I love the hands-on learning this museum provides for kids and families.
First, we started with Africa.
We were able to explore the homes of the husband, the 1st wife, and the 2nd wife. We watched as workers repaired a straw roof. The kids looked at traditional household items, like pots and utensils.
We walked around the garden area and saw goats that would have provided for the family.
He seemed to be enjoying the warm sunshine.
After a short trip to Africa, we header to Europe. Here we were able to see homes from England, Ireland, and Germany. All the homes are original. They were painstakingly taken apart in Europe and brought to the United States and reassembled for this museum.
Our first country was England! Here we visited with a family getting ready for spring.
We jumped right in and started helping with tilling the soil. Nothing new to our kids.
The kids got a chance to dye Easter eggs with natural dyes.The purple eggs are from a crushed up beetle. The golden brown colored egg is from onions.
We visited with the sheep.
After helping out at the English farm, we headed to Ireland.
Here we visited the blacksmith shop, saw some ducks, and a sweet cat napping on a chair next to a warm fire.
After a quick stop in Ireland, we headed to Germany. Here we saw a variety of items from Germany.
A mouse catcher.
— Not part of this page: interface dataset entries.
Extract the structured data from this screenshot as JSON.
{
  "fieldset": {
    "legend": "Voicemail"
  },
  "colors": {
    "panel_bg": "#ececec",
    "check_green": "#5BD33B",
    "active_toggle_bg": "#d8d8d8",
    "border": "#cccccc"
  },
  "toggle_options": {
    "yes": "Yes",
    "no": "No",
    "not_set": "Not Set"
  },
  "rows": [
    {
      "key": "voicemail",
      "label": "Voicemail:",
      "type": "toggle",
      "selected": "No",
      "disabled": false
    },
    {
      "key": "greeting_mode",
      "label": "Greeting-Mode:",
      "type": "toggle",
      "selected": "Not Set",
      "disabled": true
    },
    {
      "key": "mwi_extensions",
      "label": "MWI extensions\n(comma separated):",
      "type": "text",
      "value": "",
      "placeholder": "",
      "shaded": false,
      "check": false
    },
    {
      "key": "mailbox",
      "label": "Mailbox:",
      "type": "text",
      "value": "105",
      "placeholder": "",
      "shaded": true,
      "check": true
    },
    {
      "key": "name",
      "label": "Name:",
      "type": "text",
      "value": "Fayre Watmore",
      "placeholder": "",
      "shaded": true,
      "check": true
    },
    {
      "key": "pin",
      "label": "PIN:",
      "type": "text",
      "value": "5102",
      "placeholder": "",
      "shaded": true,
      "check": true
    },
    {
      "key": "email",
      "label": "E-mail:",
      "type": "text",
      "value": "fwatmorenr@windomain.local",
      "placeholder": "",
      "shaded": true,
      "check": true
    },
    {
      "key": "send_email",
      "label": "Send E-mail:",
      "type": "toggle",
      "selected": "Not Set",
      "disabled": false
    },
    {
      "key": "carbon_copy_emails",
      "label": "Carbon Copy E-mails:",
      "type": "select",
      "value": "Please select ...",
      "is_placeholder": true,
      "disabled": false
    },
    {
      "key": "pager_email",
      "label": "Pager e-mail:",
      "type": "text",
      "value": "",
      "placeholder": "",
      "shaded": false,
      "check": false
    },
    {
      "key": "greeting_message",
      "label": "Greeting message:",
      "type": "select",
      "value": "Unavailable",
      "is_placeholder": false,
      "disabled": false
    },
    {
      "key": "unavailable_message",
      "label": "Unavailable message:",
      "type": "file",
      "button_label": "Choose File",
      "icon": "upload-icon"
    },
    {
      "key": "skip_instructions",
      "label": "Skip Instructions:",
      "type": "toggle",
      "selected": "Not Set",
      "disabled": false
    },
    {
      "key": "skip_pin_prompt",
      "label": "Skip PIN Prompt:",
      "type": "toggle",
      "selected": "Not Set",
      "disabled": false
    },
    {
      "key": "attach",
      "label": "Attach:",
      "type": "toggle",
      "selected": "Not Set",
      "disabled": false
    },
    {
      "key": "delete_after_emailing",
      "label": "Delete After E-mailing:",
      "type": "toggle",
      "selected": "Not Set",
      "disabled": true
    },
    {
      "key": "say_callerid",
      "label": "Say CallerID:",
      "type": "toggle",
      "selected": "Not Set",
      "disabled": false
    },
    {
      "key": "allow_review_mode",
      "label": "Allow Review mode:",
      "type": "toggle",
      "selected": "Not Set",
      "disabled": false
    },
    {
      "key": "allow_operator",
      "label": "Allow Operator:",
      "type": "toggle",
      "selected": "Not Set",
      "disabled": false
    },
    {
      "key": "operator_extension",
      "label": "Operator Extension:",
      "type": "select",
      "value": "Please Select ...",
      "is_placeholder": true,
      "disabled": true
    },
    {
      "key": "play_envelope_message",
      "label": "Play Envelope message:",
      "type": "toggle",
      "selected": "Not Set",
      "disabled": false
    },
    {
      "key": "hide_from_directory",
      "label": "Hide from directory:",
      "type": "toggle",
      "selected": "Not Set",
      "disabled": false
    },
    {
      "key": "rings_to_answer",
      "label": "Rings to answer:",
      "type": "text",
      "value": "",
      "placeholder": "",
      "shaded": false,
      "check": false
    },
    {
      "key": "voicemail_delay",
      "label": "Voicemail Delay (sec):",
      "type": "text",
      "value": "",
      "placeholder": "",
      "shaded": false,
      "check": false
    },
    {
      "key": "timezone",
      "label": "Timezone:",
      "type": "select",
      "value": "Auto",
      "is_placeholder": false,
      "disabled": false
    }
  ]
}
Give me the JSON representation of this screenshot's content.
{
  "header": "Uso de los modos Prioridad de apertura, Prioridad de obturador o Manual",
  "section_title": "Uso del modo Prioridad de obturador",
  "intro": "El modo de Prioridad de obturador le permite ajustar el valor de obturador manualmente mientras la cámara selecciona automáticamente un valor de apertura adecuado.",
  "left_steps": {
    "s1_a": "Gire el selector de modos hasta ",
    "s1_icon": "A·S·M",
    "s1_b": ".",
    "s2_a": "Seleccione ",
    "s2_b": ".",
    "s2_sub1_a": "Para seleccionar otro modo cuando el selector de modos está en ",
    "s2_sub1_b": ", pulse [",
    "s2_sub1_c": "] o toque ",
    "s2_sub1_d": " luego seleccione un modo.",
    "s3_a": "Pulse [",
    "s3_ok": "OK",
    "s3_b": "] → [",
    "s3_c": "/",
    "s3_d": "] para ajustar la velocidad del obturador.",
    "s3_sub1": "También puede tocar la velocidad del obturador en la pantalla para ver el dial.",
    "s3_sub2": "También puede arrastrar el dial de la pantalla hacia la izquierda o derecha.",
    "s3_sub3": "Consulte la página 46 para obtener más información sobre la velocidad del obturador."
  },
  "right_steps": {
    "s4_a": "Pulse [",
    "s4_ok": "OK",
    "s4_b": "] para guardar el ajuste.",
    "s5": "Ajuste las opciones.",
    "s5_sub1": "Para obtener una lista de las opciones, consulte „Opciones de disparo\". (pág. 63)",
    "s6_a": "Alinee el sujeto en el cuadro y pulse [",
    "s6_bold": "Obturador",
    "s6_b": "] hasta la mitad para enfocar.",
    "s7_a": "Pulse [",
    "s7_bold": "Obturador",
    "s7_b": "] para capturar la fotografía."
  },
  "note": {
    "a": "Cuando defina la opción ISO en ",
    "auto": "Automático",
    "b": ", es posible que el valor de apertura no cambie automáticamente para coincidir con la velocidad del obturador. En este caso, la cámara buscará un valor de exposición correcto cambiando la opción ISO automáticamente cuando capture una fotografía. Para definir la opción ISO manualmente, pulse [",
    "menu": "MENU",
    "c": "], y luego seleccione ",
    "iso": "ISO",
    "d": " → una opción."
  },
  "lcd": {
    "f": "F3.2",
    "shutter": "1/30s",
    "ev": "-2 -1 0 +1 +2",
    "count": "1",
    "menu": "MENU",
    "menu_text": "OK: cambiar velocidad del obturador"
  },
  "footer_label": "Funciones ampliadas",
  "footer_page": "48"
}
Yuck! Thankfully the job of cleaning this contraption out usually belonged to the youngest child. Princess P was not too thrilled to hear that!
A child's wooden hobby horse.
A wooden clapper was out on the table during this time. It was used during the three days of the passion of Christ. Starting Holy Thursday, bells in churches wouldn't ring, so instead of ringing the bells during the consecration of the Eucharist, the altar servers would use the clapper. The bells would ring again on Easter Sunday! You can read more about it here.
We were even given a chance to look at a 200 year old Bible. It was in wonderful condition. Of course, since I don't read German, we weren't able to read the Bible. While visiting the German home, I was thrilled how the gentleman there was able to talk about how Catholic Germans homes would have been slightly different. He talked about how they would have had an altar instead of a prayer cabinet. He discussed various difference between a Protestant home and a Catholic home.
It was wonderful for the kids to be able to learn about some of their German heritage.
I really enjoyed visiting the old world section. It reminded my of the days when I traveled through Europe. Hopefully one day the kids will get to visit Europe themselves.
Stay tuned for next weeks adventure to the New World at the Frontier Museum.
Till next time,